“This app allowed them to take a picture of a rock, place a mouth on it, and then speak into a microphone so that the rock seemed to be the one speaking to its audience. The students enjoy using apps like this to share knowledge with their classmates. It allows them to be creative without feeling reluctant to film themselves or be embarrassed when others see their face,” she adds.
Another really neat thing that technology leverages in the elementary school classroom is the use of an app called “Class Dojo” that assists with classroom management. Class Dojo provides teachers with a platform to track student behavior and assign positive and negative remarks. In addition, teachers can send instant messages to specific parents and share photos from the class. Students can choose their own avatar.
Betsy Finney, a parent of a 1st grade student at Bostian Elementary School, says “Class Dojo is a great way for me to keep up with how my son is behaving in school! It also lets me see him interacting with other students and the material being learned when his teacher shares photos from class.”
Sally Schultz, a 6th and 7th grade Math, ELA, and Science teacher at Knox Middle School, agrees that technology is awesome for personalizing the learning experience for each student. She does this by using personalized “playlists” that are tailored to their individual needs and interests.
“The playlists are composed of a blend of technology and hands on activities. Some of my favorite programs to use are Google Classroom, NearPod, and Flipgrid. Using Google Classroom has really allowed me to personalize the work for individual students as well as give feedback and make adjustments based on students’ needs. NearPod is an interactive program that allows students to move at their own pace or at the teacher’s digression. Students can go on virtual field trips, complete interactive vocabulary activities, and more. For Flipgrid, students are able to give video feedback and responses in a variety of ways.”
As far as the high school classroom goes, Kristen Swilley, a History teacher at Carson High School, insists technology is a must.
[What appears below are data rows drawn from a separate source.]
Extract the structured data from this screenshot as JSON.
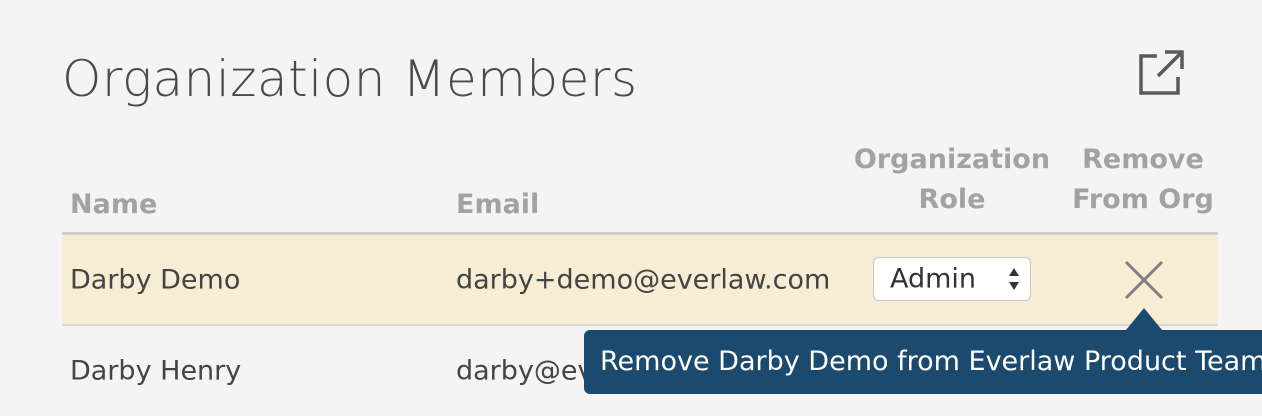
{
  "page": {
    "title": "Organization Members",
    "export_icon": "external-link-icon"
  },
  "table": {
    "columns": {
      "name": "Name",
      "email": "Email",
      "role_line1": "Organization",
      "role_line2": "Role",
      "remove_line1": "Remove",
      "remove_line2": "From Org"
    },
    "rows": [
      {
        "name": "Darby Demo",
        "email": "darby+demo@everlaw.com",
        "role": "Admin",
        "remove_icon": "close-icon",
        "highlighted": true
      },
      {
        "name": "Darby Henry",
        "email": "darby@everlaw.com"
      }
    ]
  },
  "tooltip": {
    "text": "Remove Darby Demo from Everlaw Product Team"
  },
  "colors": {
    "highlight_row": "#f6edd4",
    "tooltip_bg": "#1c4a6e",
    "header_text": "#a2a2a2"
  }
}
“For generations, students received the historical portion of their education in schools exclusively from textbooks and primary sources. This approach was fantastic for its time, but now with our district working diligently to personalize each student’s learning experience, students cannot be locked into the confines of a textbook. Technology allows me to teach my students the fundamental standards of my field, while opening up the opportunity for exploration and discovery regarding the historical stories that directly impact who they are. Each of their identities stem from a series of events, each differing from the next. By stretching beyond a traditional textbook, they can explore their story and understand why historical events are relevant to their lives and important to understand.”
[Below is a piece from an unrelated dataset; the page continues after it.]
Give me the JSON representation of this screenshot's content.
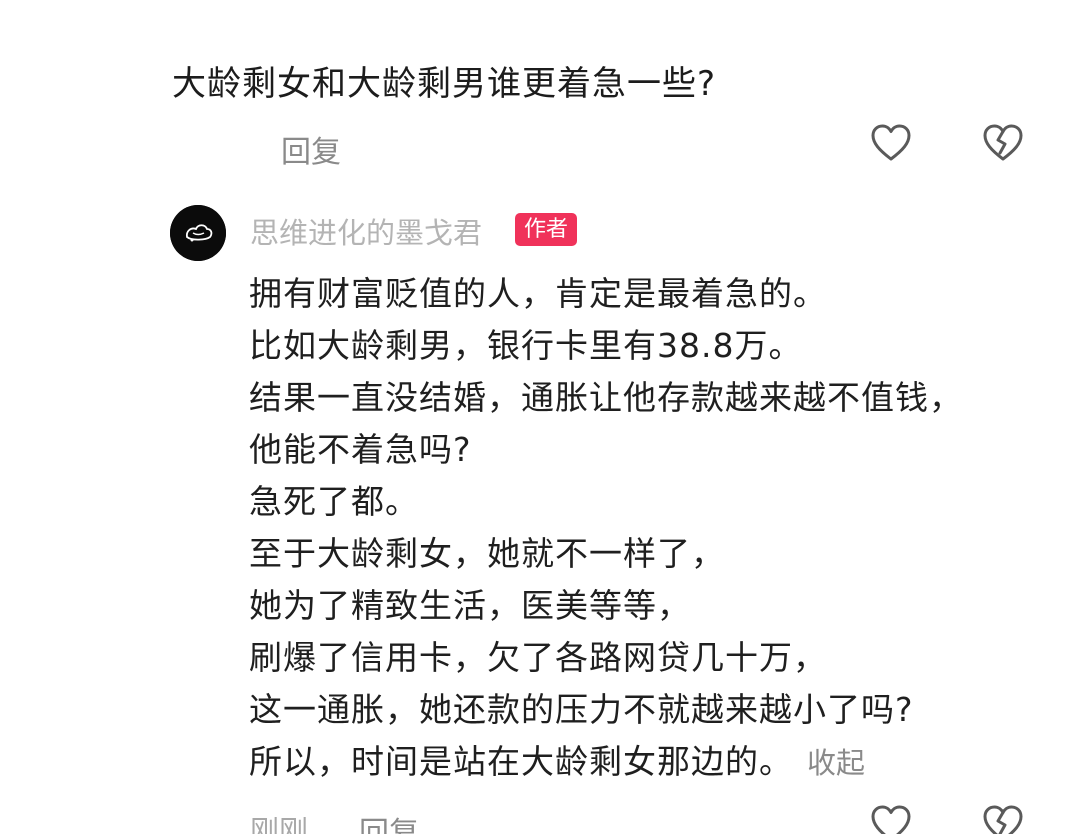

She says her students love being able to actually see the people and places they are discussing in class, so she uses an app called “Expedition” to take them there! This app, available on an iPad or iPhone, sends students on virtual trips to places around the globe during various time periods.
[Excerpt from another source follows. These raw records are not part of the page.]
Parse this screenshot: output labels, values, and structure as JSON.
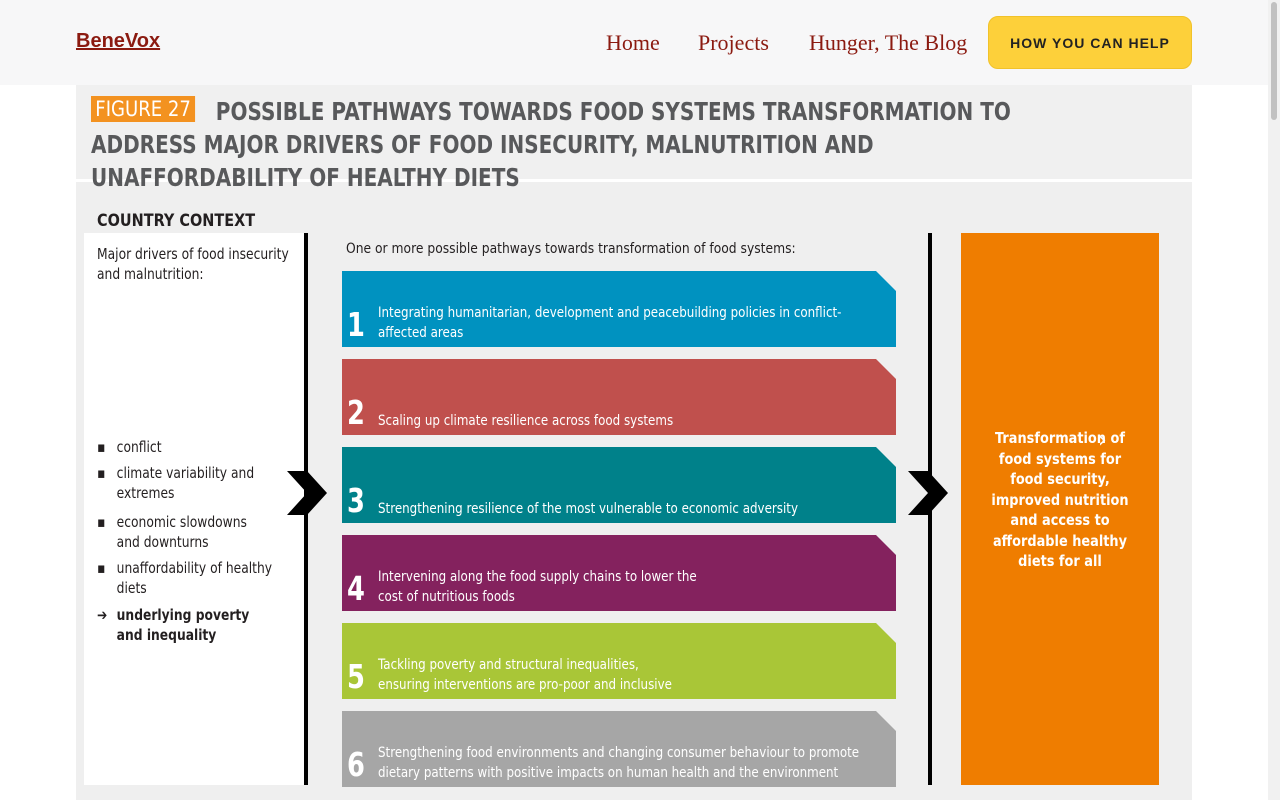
{
  "header": {
    "logo": "BeneVox",
    "nav": {
      "home": "Home",
      "projects": "Projects",
      "blog": "Hunger, The Blog"
    },
    "cta": "HOW YOU CAN HELP"
  },
  "figure": {
    "label": "FIGURE 27",
    "title": "POSSIBLE PATHWAYS TOWARDS FOOD SYSTEMS TRANSFORMATION TO ADDRESS MAJOR DRIVERS OF FOOD INSECURITY, MALNUTRITION AND UNAFFORDABILITY OF HEALTHY DIETS",
    "context": {
      "title": "COUNTRY CONTEXT",
      "subtitle": "Major drivers of food insecurity and malnutrition:",
      "items": [
        {
          "bullet": "▪",
          "text": "conflict"
        },
        {
          "bullet": "▪",
          "text": "climate variability and extremes"
        },
        {
          "bullet": "▪",
          "text": "economic slowdowns and downturns"
        },
        {
          "bullet": "▪",
          "text": "unaffordability of healthy diets"
        },
        {
          "bullet": "➔",
          "text": "underlying poverty and inequality"
        }
      ]
    },
    "pathways_intro": "One or more possible pathways towards transformation of food systems:",
    "pathways": [
      {
        "number": "1",
        "text": "Integrating humanitarian, development and peacebuilding policies in conflict-affected areas",
        "color": "#0092c0"
      },
      {
        "number": "2",
        "text": "Scaling up climate resilience across food systems",
        "color": "#c0504d"
      },
      {
        "number": "3",
        "text": "Strengthening resilience of the most vulnerable to economic adversity",
        "color": "#00818a"
      },
      {
        "number": "4",
        "text": "Intervening along the food supply chains to lower the cost of nutritious foods",
        "color": "#84225e"
      },
      {
        "number": "5",
        "text": "Tackling poverty and structural inequalities, ensuring interventions are pro-poor and inclusive",
        "color": "#a9c637"
      },
      {
        "number": "6",
        "text": "Strengthening food environments and changing consumer behaviour to promote dietary patterns with positive  impacts on human health and the environment",
        "color": "#a6a6a6"
      }
    ],
    "outcome": "Transformation of food systems for food security, improved nutrition and access to affordable healthy diets for all",
    "outcome_color": "#ef7d00"
  },
  "colors": {
    "link": "#8b1a10",
    "cta_bg": "#fdd03a",
    "label_bg": "#f39220"
  },
  "icons": {
    "next": "chevron-right-icon",
    "flow": "double-chevron-icon"
  }
}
As you can see, technology is allowing the public-school students in Rowan County the opportunity to really show mastery of learning instead of just show how good (or not good) they are at taking notes, memorizing facts or equations, and taking a test or a quiz. When opposed to students without the incredible opportunity of being 1:1, our students should definitely leave our classrooms more prepared for the real world with a heightened sense of creativity, critical thinking skills, and a love for learning!